GWB is gone, but the attitude seems to still go strong. It's a kind of "Give him an inch and he will take a mile" behaviour. We supplied thousands of auxiliary troops (contrary to German public opinion) and what did we get?
* No noteworthy rewards or advantages.
* Requests for ever more troops.
* Some German bashing from non-officials for not completely giving up our new sovereignty and accept a status as auxiliary troops pool for U.S. presidential adventures.
- - - - -
The insatiable thirst of U.S. presidents for auxiliary troops is actually not the topic,. It's just a highly visible, related symptom that serves as an example. This is about intangible rewards for military action, and their real value.

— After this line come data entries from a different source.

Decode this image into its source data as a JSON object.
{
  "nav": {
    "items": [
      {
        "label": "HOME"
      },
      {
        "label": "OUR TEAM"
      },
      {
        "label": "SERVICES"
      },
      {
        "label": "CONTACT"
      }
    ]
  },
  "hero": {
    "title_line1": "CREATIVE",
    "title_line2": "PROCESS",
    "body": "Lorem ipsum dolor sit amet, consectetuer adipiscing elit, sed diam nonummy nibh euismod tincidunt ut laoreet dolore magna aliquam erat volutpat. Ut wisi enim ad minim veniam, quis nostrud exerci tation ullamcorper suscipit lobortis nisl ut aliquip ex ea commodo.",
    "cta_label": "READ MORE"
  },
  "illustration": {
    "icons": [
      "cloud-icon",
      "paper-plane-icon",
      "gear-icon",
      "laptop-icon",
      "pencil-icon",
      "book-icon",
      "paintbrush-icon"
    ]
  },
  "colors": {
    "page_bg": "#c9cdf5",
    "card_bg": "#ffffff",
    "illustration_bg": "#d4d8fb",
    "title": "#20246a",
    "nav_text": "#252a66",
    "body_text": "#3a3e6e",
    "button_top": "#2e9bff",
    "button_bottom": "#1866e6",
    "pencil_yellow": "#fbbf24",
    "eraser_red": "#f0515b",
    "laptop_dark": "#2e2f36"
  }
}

It seems to me as if government foreign politicians have a strange set of preferences and are under influence of group think. They seem to value things like "prestige", "symbolic actions" and "good relations" (meant to be bought by political bribing) much higher than many (most?) of their nation's citizens.
Or at least they seem to pretend to care that much about it.
I personally don't rate such supposedly good relations as very valuable. I prefer good relations based on actual friendliness and satisfactory win-win agreements, not on transfers.
There's also the question of durability. How long does any "prestige" or "good will" last? Does it last only till the next government? Does it decay once policy changes? It certainly seems so.
Prestige seems to be grossly over-valued in modern foreign politics, especially if it's based on loss of life, health and treasure.
P.S.: I expect that most readers simply think "article 5" all the time. My answers:
* Article 5 is not applicable to Australia.
* Was sticking to NATO a good choice for effectively non-threatened Canada post-1990? They were and are free to leave, and alliances were always in history just temporary. There's no indebtedness because of having been allied in the past. And even if it was - wouldn't the other members owe more to Canada than Canada to them?
* And finally; Article 5 is about defence. The enemy was long chased from power, no alliance ever required or requires to defend by chasing the enemy to the last man. ISAF is not about article 5.